Copy each line containing the word "JSON" from the records that follow, please.

• _DATA EXTRACTS_:
◆ ◆ ◆ ◆ ◆

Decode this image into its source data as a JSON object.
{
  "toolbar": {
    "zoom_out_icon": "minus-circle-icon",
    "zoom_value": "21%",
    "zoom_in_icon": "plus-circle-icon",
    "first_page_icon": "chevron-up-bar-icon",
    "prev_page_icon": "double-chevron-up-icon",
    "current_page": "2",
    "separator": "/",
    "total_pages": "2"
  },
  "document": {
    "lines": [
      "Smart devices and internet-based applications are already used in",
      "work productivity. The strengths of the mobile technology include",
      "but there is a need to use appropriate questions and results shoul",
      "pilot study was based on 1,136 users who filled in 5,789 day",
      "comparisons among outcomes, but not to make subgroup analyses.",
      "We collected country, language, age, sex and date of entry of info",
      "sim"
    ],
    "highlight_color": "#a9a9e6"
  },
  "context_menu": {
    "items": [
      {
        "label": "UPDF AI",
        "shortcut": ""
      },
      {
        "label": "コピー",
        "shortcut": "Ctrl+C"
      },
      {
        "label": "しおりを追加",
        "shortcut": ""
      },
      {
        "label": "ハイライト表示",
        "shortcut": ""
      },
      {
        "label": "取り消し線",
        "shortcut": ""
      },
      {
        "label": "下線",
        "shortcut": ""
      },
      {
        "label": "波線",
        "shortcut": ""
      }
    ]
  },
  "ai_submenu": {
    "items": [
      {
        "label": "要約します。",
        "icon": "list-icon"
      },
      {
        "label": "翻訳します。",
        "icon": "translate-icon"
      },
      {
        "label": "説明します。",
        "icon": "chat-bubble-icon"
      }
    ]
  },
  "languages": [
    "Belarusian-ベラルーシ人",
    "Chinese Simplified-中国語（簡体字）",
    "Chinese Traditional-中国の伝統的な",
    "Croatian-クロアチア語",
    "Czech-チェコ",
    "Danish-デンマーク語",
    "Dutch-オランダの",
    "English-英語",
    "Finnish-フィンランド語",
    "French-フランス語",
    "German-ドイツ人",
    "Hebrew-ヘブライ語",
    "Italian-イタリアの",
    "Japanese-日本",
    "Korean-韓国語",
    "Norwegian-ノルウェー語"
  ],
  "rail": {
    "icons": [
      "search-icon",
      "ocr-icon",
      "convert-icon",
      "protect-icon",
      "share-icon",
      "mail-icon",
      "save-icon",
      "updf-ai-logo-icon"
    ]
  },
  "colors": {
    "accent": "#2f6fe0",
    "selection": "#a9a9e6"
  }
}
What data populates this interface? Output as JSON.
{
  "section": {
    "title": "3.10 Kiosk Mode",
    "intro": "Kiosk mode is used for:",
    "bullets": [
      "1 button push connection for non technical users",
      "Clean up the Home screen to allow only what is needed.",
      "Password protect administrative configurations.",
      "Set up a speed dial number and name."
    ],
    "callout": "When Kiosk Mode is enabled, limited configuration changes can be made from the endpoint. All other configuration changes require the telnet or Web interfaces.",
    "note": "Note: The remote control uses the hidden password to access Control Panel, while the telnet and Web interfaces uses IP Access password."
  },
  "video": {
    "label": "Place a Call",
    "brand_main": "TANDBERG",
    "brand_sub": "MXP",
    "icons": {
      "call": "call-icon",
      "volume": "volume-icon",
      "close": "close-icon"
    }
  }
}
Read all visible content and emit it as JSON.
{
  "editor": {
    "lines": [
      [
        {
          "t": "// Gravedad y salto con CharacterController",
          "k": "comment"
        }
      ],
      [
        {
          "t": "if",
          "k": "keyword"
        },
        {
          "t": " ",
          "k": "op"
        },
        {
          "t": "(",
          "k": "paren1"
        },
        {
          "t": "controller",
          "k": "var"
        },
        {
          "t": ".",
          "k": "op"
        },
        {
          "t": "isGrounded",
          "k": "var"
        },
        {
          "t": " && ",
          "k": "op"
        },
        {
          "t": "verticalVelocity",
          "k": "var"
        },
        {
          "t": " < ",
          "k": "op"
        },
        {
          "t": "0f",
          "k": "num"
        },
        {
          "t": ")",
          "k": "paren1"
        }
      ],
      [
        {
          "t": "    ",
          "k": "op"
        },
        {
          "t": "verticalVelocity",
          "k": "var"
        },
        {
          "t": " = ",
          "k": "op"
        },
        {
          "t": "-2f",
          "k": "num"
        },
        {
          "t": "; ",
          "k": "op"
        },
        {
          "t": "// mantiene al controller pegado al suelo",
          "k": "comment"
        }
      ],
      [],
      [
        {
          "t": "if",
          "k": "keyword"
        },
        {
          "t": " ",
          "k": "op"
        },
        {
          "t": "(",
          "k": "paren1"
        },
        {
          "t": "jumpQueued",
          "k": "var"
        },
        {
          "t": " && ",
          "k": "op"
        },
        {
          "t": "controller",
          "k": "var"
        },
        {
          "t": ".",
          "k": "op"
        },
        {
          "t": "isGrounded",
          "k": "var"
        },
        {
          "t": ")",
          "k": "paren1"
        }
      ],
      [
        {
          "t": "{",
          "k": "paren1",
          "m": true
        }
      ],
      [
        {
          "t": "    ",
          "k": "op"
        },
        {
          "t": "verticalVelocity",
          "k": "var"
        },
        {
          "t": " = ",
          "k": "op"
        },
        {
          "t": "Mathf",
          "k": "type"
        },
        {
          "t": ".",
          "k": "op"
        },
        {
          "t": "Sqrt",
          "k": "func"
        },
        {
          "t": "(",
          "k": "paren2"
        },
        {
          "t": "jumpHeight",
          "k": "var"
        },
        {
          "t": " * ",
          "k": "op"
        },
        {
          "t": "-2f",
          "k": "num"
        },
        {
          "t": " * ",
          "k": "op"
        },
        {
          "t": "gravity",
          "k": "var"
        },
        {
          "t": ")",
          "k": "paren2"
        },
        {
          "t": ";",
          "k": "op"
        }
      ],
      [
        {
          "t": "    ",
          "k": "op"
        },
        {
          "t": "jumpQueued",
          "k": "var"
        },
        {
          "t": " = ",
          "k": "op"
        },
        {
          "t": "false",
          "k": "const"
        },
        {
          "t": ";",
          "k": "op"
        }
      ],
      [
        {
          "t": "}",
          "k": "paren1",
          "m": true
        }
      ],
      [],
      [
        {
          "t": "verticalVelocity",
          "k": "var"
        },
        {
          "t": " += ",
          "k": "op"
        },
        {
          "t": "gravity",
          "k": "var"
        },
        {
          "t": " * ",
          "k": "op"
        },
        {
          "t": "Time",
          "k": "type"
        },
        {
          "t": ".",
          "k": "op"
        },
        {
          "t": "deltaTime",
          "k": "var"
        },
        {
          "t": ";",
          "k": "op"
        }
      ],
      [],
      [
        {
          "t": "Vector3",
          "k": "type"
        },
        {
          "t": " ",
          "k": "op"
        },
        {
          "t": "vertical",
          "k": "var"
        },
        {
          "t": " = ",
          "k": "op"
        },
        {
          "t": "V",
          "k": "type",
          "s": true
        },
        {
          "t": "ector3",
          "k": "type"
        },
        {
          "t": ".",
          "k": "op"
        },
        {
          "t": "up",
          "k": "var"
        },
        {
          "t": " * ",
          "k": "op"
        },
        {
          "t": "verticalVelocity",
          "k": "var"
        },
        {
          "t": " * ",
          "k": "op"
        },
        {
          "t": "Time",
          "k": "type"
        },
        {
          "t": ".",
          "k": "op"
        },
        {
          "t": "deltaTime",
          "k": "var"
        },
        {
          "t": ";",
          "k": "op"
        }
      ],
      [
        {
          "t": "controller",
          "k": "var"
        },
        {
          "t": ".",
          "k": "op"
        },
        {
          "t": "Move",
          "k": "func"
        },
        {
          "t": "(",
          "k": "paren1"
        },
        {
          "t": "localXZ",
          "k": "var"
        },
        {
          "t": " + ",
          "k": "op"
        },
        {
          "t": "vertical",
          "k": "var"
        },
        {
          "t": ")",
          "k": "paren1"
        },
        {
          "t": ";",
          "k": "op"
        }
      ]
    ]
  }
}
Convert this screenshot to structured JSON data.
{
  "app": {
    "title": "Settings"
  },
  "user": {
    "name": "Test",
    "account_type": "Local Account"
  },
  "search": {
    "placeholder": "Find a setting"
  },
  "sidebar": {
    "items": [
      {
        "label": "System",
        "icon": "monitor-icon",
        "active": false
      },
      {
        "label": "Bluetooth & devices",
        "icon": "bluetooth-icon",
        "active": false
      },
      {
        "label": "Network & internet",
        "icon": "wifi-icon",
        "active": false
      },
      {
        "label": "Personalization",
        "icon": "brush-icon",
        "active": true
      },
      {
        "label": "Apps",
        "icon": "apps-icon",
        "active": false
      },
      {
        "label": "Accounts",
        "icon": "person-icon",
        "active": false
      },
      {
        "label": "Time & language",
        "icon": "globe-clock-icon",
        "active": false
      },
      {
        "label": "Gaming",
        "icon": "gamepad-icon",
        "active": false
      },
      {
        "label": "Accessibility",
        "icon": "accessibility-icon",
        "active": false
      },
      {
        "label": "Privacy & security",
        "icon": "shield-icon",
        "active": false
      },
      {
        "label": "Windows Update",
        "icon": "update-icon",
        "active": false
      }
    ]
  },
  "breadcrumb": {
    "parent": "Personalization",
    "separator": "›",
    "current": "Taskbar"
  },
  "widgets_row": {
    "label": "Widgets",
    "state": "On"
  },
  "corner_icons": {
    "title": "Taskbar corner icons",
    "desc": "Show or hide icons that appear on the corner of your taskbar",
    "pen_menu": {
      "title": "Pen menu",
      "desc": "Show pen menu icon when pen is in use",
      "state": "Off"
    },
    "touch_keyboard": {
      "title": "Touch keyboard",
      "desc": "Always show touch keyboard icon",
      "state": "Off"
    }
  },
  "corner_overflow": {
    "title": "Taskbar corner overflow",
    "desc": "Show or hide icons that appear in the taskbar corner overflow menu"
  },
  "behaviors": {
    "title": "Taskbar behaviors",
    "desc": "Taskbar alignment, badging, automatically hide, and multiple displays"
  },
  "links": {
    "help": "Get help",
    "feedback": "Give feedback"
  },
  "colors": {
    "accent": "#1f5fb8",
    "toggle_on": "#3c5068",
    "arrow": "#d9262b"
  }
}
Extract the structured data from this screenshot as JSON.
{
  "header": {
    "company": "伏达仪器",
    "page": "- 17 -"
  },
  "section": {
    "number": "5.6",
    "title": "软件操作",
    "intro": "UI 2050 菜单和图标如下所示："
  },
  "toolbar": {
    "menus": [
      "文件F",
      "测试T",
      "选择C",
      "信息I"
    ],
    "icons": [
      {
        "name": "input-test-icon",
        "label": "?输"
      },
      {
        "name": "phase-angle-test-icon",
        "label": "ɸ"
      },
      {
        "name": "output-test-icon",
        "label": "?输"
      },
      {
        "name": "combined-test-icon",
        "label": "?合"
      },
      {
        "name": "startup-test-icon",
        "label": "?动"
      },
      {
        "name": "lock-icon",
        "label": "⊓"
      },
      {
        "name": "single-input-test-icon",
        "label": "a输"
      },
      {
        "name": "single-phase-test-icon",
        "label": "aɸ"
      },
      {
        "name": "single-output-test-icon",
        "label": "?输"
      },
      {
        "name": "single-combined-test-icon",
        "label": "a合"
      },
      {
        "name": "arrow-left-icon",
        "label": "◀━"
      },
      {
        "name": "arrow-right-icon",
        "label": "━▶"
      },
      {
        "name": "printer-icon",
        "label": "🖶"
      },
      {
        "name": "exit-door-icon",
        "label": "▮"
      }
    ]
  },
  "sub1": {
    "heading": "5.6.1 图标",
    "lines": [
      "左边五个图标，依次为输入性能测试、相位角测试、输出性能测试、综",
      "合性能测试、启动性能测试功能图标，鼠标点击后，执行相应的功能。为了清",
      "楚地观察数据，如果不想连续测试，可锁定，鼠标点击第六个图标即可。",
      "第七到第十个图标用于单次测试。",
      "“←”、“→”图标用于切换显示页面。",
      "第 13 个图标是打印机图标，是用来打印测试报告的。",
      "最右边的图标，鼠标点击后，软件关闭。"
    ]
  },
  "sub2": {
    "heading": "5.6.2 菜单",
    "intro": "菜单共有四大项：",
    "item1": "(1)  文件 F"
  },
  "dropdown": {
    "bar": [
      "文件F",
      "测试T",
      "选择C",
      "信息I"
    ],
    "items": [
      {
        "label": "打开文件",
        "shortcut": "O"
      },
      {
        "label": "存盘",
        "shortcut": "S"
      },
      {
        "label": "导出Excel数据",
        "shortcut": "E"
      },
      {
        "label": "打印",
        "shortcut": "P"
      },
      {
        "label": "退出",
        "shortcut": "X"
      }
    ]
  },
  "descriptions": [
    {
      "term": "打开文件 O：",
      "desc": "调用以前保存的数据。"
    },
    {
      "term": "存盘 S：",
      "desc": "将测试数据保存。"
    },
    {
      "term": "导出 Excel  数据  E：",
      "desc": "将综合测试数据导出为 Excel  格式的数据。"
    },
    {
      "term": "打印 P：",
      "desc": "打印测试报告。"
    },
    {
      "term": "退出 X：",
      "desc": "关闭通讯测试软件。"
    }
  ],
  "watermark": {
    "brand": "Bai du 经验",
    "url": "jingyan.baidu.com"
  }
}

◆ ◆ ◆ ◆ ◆

• _WRITTEN SOLUTION_:
Decode this image into its source data as a JSON object.
What data populates this interface? Output as JSON.
Read all visible content and emit it as JSON.
Convert this screenshot to structured JSON data.
Extract the structured data from this screenshot as JSON.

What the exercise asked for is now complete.